◆ Task objective ◆
Check every line of the data for the string "JSON" and copy the ones that have it.

◆ Data excerpts ◆

=== Begin Enclosure ===

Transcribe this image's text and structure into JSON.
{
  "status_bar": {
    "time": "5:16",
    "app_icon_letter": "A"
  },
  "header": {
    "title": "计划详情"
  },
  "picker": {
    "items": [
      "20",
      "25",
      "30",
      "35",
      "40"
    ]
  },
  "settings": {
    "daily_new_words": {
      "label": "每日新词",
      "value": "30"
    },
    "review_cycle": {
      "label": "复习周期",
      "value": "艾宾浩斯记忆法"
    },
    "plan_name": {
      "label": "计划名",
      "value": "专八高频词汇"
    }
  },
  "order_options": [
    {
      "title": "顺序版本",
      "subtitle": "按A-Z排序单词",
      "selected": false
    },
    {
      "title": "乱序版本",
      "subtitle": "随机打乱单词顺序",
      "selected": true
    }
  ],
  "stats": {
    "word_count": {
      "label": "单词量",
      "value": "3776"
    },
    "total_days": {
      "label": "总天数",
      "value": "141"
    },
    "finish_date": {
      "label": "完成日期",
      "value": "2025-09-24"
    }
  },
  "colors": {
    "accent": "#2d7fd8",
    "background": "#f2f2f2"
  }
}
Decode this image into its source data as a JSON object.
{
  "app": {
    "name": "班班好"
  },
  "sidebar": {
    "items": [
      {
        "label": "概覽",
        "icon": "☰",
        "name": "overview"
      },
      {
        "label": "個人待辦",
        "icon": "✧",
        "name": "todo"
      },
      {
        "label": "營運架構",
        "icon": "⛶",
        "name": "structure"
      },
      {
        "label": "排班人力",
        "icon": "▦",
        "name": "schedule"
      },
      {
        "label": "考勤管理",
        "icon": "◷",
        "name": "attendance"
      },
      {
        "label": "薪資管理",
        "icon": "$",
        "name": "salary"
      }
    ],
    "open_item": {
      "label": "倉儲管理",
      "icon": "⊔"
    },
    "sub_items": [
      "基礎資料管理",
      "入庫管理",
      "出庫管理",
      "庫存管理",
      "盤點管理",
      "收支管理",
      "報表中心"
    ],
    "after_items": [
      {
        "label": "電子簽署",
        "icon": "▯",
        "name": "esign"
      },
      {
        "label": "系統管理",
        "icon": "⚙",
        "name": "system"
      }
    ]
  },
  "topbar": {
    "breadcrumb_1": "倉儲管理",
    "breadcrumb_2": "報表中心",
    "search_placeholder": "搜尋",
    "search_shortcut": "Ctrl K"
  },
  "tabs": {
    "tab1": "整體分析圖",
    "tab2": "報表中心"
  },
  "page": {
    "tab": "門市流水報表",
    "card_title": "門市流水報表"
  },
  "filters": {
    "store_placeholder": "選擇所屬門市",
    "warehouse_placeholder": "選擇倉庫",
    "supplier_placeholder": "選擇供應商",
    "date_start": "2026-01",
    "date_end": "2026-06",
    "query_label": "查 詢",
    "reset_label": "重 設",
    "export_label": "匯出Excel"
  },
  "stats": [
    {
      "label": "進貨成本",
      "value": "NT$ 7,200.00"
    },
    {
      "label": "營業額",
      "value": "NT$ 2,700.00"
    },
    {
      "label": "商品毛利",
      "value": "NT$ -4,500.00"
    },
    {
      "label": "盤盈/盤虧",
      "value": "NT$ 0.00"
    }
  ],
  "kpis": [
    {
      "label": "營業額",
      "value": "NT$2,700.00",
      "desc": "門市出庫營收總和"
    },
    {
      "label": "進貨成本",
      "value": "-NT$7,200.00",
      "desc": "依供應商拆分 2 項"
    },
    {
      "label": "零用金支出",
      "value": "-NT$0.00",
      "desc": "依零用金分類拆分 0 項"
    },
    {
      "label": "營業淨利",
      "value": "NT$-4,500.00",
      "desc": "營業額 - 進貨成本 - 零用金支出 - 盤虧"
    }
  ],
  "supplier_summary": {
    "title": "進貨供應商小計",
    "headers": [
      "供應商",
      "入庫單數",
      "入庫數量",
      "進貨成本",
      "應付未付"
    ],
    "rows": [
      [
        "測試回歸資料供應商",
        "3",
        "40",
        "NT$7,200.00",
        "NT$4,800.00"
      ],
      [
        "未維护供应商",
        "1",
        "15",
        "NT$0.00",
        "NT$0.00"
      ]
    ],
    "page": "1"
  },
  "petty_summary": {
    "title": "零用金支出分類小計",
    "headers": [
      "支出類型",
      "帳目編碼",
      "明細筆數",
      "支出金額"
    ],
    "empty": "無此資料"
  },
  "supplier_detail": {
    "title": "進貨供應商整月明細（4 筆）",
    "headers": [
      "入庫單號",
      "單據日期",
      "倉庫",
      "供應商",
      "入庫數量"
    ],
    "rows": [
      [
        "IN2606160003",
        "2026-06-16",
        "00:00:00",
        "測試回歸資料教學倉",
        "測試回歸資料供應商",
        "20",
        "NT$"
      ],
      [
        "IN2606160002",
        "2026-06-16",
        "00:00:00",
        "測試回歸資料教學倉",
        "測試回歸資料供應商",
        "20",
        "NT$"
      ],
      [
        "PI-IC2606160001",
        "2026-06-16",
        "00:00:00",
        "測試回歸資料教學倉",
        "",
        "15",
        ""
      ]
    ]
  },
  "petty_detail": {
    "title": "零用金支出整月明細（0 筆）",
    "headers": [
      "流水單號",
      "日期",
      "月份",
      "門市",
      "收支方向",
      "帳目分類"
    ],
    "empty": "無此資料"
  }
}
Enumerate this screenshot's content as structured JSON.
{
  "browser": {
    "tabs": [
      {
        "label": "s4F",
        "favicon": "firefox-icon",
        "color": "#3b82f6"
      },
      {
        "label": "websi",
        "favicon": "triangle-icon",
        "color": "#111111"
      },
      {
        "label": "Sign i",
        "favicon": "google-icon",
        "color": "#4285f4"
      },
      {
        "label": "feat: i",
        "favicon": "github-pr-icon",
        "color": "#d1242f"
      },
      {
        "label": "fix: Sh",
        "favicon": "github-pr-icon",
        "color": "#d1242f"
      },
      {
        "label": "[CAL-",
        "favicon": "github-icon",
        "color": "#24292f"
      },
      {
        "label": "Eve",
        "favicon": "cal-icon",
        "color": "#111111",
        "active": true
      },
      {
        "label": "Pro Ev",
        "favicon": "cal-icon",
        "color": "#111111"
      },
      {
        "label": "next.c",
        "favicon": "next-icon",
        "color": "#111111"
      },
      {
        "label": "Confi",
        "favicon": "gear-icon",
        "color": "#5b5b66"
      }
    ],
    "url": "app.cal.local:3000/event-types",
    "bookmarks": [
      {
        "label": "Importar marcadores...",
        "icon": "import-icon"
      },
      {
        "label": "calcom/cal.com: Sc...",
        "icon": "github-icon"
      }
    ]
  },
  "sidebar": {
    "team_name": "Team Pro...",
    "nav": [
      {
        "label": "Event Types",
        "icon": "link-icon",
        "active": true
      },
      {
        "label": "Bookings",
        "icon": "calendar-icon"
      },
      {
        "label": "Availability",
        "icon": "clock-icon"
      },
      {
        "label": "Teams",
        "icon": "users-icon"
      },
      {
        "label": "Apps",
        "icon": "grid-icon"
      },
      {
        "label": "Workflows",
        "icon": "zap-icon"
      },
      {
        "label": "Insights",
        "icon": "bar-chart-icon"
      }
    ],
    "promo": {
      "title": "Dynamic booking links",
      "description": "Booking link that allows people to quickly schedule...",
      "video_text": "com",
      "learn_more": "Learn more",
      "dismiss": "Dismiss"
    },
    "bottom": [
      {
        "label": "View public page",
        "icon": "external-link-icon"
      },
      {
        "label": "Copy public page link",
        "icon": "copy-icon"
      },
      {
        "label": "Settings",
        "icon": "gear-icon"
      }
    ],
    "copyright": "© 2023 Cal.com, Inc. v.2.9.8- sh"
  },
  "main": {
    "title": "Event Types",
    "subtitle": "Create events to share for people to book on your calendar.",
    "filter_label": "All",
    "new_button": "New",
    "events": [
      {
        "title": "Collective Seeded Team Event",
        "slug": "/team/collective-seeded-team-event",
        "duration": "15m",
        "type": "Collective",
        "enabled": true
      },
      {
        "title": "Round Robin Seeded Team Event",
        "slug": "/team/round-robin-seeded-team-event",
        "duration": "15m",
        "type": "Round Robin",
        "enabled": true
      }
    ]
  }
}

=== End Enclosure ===

◆ Solution to this task ◆
Transcribe this image's text and structure into JSON.
Decode this image into its source data as a JSON object.
Enumerate this screenshot's content as structured JSON.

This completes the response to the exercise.